> _EXERCISE BRIEF_
Type out all the data below, word for word.

[Data items]
---
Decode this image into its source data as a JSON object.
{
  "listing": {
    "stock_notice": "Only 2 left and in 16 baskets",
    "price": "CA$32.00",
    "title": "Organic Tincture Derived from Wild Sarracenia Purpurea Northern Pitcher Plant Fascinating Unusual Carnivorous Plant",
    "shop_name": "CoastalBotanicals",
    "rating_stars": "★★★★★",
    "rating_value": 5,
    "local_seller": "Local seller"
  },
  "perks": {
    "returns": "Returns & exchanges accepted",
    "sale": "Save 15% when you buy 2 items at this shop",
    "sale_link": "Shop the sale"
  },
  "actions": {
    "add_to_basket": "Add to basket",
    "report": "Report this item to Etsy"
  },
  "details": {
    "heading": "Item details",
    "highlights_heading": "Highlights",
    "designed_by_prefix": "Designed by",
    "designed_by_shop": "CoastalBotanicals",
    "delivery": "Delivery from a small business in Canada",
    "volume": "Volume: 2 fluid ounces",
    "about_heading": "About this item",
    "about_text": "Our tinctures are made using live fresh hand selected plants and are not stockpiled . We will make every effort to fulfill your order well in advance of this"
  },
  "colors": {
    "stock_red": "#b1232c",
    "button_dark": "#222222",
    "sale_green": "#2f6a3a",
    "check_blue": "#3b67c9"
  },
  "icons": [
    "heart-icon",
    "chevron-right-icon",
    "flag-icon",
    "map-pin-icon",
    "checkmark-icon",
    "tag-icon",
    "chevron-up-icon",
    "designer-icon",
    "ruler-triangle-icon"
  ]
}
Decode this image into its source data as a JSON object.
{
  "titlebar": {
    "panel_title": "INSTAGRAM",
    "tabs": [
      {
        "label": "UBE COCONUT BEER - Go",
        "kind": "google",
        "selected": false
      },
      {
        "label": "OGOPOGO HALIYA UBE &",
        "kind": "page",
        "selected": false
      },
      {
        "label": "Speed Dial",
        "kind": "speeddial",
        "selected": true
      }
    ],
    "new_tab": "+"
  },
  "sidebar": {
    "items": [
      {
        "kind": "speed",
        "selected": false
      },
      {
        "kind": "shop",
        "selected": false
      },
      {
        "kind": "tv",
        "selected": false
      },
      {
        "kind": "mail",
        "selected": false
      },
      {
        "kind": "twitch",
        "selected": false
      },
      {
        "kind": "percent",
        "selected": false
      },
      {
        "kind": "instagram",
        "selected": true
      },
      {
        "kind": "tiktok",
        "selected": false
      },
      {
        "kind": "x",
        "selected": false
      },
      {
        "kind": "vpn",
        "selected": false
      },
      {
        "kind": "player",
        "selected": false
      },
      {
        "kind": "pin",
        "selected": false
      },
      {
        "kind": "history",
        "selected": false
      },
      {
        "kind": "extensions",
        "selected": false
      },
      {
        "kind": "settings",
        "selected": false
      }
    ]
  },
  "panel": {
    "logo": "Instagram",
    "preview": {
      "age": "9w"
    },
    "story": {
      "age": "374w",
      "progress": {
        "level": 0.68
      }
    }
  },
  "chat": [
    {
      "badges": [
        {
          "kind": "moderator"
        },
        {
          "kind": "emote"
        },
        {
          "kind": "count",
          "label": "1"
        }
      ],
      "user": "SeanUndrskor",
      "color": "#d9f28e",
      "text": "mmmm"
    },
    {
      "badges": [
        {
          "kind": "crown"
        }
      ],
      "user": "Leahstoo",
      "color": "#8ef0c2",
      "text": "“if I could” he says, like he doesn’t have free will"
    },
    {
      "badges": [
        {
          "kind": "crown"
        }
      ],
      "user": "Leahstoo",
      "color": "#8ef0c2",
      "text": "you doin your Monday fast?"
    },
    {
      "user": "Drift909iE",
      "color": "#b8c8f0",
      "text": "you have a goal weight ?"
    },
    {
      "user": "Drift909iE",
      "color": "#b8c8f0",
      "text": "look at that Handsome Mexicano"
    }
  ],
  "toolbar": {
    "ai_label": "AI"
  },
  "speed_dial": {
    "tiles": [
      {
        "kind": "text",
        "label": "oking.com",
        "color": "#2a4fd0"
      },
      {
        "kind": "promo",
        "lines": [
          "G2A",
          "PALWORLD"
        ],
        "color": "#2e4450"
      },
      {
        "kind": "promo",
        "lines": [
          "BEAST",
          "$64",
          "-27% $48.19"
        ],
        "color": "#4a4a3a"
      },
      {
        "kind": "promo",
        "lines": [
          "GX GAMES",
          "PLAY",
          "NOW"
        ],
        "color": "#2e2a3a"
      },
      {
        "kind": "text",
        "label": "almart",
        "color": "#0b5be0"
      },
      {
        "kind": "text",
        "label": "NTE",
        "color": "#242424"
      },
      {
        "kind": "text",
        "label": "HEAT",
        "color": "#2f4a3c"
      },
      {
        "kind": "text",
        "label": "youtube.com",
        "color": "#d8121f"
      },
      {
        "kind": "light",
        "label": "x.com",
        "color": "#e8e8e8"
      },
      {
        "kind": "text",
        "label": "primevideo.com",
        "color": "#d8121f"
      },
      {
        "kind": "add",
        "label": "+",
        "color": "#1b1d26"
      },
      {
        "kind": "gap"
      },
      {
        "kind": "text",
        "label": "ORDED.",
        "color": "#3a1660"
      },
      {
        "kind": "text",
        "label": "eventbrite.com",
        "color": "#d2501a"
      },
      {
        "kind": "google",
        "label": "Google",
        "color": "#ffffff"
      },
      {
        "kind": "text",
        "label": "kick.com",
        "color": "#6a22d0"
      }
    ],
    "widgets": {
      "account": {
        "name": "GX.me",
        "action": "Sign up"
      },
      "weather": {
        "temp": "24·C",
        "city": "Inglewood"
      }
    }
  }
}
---
> _EXERCISE OUTPUT_
Decode this image into its source data as a JSON object.
{
  "listing": {
    "stock_notice": "Only 2 left and in 16 baskets",
    "price": "CA$32.00",
    "title": "Organic Tincture Derived from Wild Sarracenia Purpurea Northern Pitcher Plant Fascinating Unusual Carnivorous Plant",
    "shop_name": "CoastalBotanicals",
    "rating_stars": "★★★★★",
    "rating_value": 5,
    "local_seller": "Local seller"
  },
  "perks": {
    "returns": "Returns & exchanges accepted",
    "sale": "Save 15% when you buy 2 items at this shop",
    "sale_link": "Shop the sale"
  },
  "actions": {
    "add_to_basket": "Add to basket",
    "report": "Report this item to Etsy"
  },
  "details": {
    "heading": "Item details",
    "highlights_heading": "Highlights",
    "designed_by_prefix": "Designed by",
    "designed_by_shop": "CoastalBotanicals",
    "delivery": "Delivery from a small business in Canada",
    "volume": "Volume: 2 fluid ounces",
    "about_heading": "About this item",
    "about_text": "Our tinctures are made using live fresh hand selected plants and are not stockpiled . We will make every effort to fulfill your order well in advance of this"
  },
  "colors": {
    "stock_red": "#b1232c",
    "button_dark": "#222222",
    "sale_green": "#2f6a3a",
    "check_blue": "#3b67c9"
  },
  "icons": [
    "heart-icon",
    "chevron-right-icon",
    "flag-icon",
    "map-pin-icon",
    "checkmark-icon",
    "tag-icon",
    "chevron-up-icon",
    "designer-icon",
    "ruler-triangle-icon"
  ]
}
Decode this image into its source data as a JSON object.
{
  "titlebar": {
    "panel_title": "INSTAGRAM",
    "tabs": [
      {
        "label": "UBE COCONUT BEER - Go",
        "kind": "google",
        "selected": false
      },
      {
        "label": "OGOPOGO HALIYA UBE &",
        "kind": "page",
        "selected": false
      },
      {
        "label": "Speed Dial",
        "kind": "speeddial",
        "selected": true
      }
    ],
    "new_tab": "+"
  },
  "sidebar": {
    "items": [
      {
        "kind": "speed",
        "selected": false
      },
      {
        "kind": "shop",
        "selected": false
      },
      {
        "kind": "tv",
        "selected": false
      },
      {
        "kind": "mail",
        "selected": false
      },
      {
        "kind": "twitch",
        "selected": false
      },
      {
        "kind": "percent",
        "selected": false
      },
      {
        "kind": "instagram",
        "selected": true
      },
      {
        "kind": "tiktok",
        "selected": false
      },
      {
        "kind": "x",
        "selected": false
      },
      {
        "kind": "vpn",
        "selected": false
      },
      {
        "kind": "player",
        "selected": false
      },
      {
        "kind": "pin",
        "selected": false
      },
      {
        "kind": "history",
        "selected": false
      },
      {
        "kind": "extensions",
        "selected": false
      },
      {
        "kind": "settings",
        "selected": false
      }
    ]
  },
  "panel": {
    "logo": "Instagram",
    "preview": {
      "age": "9w"
    },
    "story": {
      "age": "374w",
      "progress": {
        "level": 0.68
      }
    }
  },
  "chat": [
    {
      "badges": [
        {
          "kind": "moderator"
        },
        {
          "kind": "emote"
        },
        {
          "kind": "count",
          "label": "1"
        }
      ],
      "user": "SeanUndrskor",
      "color": "#d9f28e",
      "text": "mmmm"
    },
    {
      "badges": [
        {
          "kind": "crown"
        }
      ],
      "user": "Leahstoo",
      "color": "#8ef0c2",
      "text": "“if I could” he says, like he doesn’t have free will"
    },
    {
      "badges": [
        {
          "kind": "crown"
        }
      ],
      "user": "Leahstoo",
      "color": "#8ef0c2",
      "text": "you doin your Monday fast?"
    },
    {
      "user": "Drift909iE",
      "color": "#b8c8f0",
      "text": "you have a goal weight ?"
    },
    {
      "user": "Drift909iE",
      "color": "#b8c8f0",
      "text": "look at that Handsome Mexicano"
    }
  ],
  "toolbar": {
    "ai_label": "AI"
  },
  "speed_dial": {
    "tiles": [
      {
        "kind": "text",
        "label": "oking.com",
        "color": "#2a4fd0"
      },
      {
        "kind": "promo",
        "lines": [
          "G2A",
          "PALWORLD"
        ],
        "color": "#2e4450"
      },
      {
        "kind": "promo",
        "lines": [
          "BEAST",
          "$64",
          "-27% $48.19"
        ],
        "color": "#4a4a3a"
      },
      {
        "kind": "promo",
        "lines": [
          "GX GAMES",
          "PLAY",
          "NOW"
        ],
        "color": "#2e2a3a"
      },
      {
        "kind": "text",
        "label": "almart",
        "color": "#0b5be0"
      },
      {
        "kind": "text",
        "label": "NTE",
        "color": "#242424"
      },
      {
        "kind": "text",
        "label": "HEAT",
        "color": "#2f4a3c"
      },
      {
        "kind": "text",
        "label": "youtube.com",
        "color": "#d8121f"
      },
      {
        "kind": "light",
        "label": "x.com",
        "color": "#e8e8e8"
      },
      {
        "kind": "text",
        "label": "primevideo.com",
        "color": "#d8121f"
      },
      {
        "kind": "add",
        "label": "+",
        "color": "#1b1d26"
      },
      {
        "kind": "gap"
      },
      {
        "kind": "text",
        "label": "ORDED.",
        "color": "#3a1660"
      },
      {
        "kind": "text",
        "label": "eventbrite.com",
        "color": "#d2501a"
      },
      {
        "kind": "google",
        "label": "Google",
        "color": "#ffffff"
      },
      {
        "kind": "text",
        "label": "kick.com",
        "color": "#6a22d0"
      }
    ],
    "widgets": {
      "account": {
        "name": "GX.me",
        "action": "Sign up"
      },
      "weather": {
        "temp": "24·C",
        "city": "Inglewood"
      }
    }
  }
}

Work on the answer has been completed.